WarningMight contain spoilers.

Witty, absurd, charming, clever, endearing, and touching. A ridiculous plot is transformed into something eminently believable by brilliant execution. The parallels with the execrable Marry Me can’t be ignored, but this is everything that film wishes it was. I could quote line after line and scene after scene; it’s hilarious from start to finish.

Samara Weaving is an actor of a different calibre who infuses a surprising amount of personality into Olivia with her fantastic expressions and timing. Eugenio Derbez fearlessly delivers a virtuoso performance as Antonio, one of the most awkward characters I’ve ever seen; Antonio has no looks or charisma, yet he’s incredible charming, presumably because of his honesty, decency, and, of course, obvious naïveté.

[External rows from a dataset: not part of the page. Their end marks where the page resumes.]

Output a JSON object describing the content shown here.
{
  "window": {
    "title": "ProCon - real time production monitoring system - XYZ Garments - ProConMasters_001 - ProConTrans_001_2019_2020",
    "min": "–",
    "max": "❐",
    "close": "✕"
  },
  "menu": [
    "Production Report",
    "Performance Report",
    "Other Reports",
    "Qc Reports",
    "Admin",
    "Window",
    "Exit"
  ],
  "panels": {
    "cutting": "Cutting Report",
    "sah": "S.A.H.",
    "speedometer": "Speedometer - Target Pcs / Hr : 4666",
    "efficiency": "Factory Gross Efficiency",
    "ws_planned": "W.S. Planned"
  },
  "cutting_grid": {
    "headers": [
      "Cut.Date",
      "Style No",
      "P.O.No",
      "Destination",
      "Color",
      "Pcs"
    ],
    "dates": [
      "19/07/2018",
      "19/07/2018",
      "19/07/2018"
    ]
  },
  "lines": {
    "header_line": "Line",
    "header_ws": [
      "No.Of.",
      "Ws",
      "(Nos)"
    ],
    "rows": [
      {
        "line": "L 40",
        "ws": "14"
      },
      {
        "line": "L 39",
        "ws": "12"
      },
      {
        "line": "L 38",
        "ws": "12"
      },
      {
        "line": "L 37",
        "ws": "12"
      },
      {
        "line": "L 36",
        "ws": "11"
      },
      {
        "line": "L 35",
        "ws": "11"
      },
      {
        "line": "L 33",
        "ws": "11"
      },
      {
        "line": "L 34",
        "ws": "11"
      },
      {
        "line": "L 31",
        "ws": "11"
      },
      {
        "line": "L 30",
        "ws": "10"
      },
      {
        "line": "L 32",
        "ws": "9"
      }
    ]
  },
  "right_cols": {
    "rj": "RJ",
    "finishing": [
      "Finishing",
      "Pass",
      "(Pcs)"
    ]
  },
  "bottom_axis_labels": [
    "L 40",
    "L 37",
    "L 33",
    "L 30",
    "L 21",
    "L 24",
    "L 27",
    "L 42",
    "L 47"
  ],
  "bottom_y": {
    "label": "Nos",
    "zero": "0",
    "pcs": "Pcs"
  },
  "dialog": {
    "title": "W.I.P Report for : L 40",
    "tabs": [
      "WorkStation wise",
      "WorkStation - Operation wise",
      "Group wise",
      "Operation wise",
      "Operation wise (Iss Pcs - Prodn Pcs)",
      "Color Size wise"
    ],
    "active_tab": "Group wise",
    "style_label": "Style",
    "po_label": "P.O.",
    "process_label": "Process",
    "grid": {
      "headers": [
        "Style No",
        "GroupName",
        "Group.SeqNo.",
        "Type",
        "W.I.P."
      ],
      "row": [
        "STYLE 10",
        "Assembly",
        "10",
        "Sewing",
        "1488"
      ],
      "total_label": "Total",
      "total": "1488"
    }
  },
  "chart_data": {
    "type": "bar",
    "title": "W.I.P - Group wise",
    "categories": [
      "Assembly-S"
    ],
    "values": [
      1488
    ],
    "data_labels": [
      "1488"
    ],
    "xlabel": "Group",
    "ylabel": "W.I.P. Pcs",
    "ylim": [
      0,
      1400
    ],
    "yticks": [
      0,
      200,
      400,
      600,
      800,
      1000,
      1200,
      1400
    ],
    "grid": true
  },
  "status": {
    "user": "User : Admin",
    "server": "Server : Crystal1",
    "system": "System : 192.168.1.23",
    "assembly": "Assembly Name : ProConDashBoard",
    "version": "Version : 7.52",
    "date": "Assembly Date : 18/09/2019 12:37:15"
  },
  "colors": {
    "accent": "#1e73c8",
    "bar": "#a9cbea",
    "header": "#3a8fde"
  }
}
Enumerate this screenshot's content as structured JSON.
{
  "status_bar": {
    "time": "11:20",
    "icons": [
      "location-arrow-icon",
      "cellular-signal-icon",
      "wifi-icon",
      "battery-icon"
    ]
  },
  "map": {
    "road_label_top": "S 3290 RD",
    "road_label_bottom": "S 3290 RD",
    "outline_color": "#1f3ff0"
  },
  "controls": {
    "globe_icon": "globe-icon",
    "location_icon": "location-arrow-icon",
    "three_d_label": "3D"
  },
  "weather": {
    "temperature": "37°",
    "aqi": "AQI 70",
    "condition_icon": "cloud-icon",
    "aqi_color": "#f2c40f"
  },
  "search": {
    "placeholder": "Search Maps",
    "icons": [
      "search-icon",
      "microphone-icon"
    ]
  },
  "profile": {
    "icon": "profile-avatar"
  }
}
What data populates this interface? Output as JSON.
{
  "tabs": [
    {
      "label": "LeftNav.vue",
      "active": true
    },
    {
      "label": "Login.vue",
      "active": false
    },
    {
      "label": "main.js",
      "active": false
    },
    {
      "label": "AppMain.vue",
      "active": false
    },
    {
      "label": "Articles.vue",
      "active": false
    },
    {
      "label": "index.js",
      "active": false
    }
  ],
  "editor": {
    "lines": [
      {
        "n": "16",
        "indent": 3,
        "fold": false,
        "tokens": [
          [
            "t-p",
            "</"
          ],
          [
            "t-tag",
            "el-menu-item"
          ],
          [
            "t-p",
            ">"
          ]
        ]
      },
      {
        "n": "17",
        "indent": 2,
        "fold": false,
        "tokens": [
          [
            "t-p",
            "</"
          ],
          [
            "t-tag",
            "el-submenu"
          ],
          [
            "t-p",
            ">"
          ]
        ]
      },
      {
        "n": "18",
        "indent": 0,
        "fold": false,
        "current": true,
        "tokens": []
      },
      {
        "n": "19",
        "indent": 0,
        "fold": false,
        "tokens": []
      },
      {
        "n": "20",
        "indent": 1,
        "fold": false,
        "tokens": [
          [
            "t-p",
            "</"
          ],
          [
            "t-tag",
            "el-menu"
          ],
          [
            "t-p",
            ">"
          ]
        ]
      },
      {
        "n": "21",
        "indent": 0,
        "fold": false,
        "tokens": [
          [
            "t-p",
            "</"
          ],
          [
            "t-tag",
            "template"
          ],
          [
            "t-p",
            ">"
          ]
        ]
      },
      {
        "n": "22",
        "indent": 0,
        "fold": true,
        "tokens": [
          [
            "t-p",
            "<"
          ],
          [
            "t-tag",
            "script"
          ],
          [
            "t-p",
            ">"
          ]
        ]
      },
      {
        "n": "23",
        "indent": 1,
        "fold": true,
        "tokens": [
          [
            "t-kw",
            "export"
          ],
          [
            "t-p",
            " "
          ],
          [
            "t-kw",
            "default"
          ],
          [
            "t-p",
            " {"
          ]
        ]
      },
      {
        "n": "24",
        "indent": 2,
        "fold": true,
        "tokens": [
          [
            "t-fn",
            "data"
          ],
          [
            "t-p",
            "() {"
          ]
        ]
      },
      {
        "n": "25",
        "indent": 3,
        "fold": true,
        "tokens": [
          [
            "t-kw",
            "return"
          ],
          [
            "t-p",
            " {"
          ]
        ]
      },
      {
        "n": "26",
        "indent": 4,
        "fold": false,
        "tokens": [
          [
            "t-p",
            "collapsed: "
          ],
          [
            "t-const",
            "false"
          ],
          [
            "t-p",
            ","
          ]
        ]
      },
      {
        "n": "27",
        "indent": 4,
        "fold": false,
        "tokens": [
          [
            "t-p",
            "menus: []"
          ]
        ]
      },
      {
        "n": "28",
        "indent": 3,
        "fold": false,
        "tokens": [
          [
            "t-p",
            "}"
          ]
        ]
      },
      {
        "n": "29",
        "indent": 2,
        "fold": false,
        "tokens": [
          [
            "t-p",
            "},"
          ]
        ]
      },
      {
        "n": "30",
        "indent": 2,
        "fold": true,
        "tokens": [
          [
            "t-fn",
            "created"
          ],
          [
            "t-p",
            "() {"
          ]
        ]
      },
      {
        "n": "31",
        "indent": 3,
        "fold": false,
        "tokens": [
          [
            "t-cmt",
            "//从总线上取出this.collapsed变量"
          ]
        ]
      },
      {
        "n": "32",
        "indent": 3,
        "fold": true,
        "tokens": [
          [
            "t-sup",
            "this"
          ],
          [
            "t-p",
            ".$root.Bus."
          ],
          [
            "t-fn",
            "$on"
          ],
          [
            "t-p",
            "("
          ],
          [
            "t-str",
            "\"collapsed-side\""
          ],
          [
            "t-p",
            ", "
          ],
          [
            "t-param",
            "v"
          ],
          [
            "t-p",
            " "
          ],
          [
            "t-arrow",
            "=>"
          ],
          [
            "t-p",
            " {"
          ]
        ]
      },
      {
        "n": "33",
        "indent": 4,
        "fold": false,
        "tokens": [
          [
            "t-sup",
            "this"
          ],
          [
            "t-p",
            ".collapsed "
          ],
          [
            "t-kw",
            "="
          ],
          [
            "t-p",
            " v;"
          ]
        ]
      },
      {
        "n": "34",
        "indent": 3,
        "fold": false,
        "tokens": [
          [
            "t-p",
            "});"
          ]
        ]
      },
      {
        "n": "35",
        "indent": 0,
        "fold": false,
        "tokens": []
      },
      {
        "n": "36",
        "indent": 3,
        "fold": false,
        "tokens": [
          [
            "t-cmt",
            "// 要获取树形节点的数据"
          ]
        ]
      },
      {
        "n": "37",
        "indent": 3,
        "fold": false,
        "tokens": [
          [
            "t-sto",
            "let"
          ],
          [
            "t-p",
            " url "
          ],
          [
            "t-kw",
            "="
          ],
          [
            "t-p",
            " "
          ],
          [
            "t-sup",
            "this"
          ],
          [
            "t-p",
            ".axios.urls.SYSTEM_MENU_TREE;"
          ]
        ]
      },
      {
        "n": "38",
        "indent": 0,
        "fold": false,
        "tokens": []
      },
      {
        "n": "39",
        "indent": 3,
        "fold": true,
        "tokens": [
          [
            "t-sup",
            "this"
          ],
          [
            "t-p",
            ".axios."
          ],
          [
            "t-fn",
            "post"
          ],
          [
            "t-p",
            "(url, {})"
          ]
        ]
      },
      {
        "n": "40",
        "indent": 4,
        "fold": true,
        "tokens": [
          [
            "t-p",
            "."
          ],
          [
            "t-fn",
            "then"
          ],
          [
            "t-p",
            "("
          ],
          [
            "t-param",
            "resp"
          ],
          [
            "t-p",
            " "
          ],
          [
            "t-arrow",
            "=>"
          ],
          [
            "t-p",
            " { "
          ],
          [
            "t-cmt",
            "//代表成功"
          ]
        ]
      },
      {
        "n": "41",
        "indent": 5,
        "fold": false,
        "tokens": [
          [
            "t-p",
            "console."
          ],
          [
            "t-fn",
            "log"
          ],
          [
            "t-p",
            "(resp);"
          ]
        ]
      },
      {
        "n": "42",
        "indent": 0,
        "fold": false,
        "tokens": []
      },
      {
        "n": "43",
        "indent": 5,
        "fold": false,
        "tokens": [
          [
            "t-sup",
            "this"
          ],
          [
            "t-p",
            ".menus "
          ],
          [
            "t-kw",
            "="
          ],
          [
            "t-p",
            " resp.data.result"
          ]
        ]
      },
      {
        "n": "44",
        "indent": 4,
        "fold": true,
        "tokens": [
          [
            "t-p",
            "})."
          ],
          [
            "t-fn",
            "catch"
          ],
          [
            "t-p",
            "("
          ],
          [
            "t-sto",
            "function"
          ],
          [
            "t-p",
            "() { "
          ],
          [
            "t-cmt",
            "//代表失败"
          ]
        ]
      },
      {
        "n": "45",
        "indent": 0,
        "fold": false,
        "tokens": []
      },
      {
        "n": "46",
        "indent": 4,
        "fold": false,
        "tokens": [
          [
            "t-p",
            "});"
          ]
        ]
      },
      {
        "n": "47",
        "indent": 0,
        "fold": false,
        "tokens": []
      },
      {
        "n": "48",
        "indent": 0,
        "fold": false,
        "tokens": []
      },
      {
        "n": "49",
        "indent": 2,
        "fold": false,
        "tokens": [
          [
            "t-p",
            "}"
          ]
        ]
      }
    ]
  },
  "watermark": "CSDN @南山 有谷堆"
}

The film practically overflows with empathy for each and every lovingly-etched character in the impressive cast, including the detectives and even Vincent Royce himself. The story doesn’t judge him or loathe him for his philandering, his entitlement, his deceit, or his lack of substance—it simply presents a typical rich, entitled, dishonest, egotistical white man, portrayed with aplomb by Max Greenfield. Even his wife, Kathryn,[1] is a complete person, not a caricature.

Indeed, a critical part of The Valet’s success is that we see Olivia’s deep loneliness and dissatisfaction, making it easier to understand why her accidental relationship with Antonio blossoms. It’s nurtured patiently and with restraint, unhurriedly carried by undertones and overtones, forgoing any attempt to force the two together for the sake of the plot. It gradually solidifies into something hard to describe but undeniably real.

The only sour note is the death of the instantly lovable Cecilia: an unnecessary, heartbreaking twist that adds nothing to the story, not even reuniting Antonio with Olivia. There were other ways to bring him back down to Earth.

In retrospect, I’m delighted to see the upwards trajectory from the enjoyable I Want You Back to the great The Lost City and now to this. That’s three good-to-amazing romcoms out of four in the same year. An unlooked-for bounty, but a welcome change.

  1. Played by Betsy Brandt (Marie from Breaking Bad )!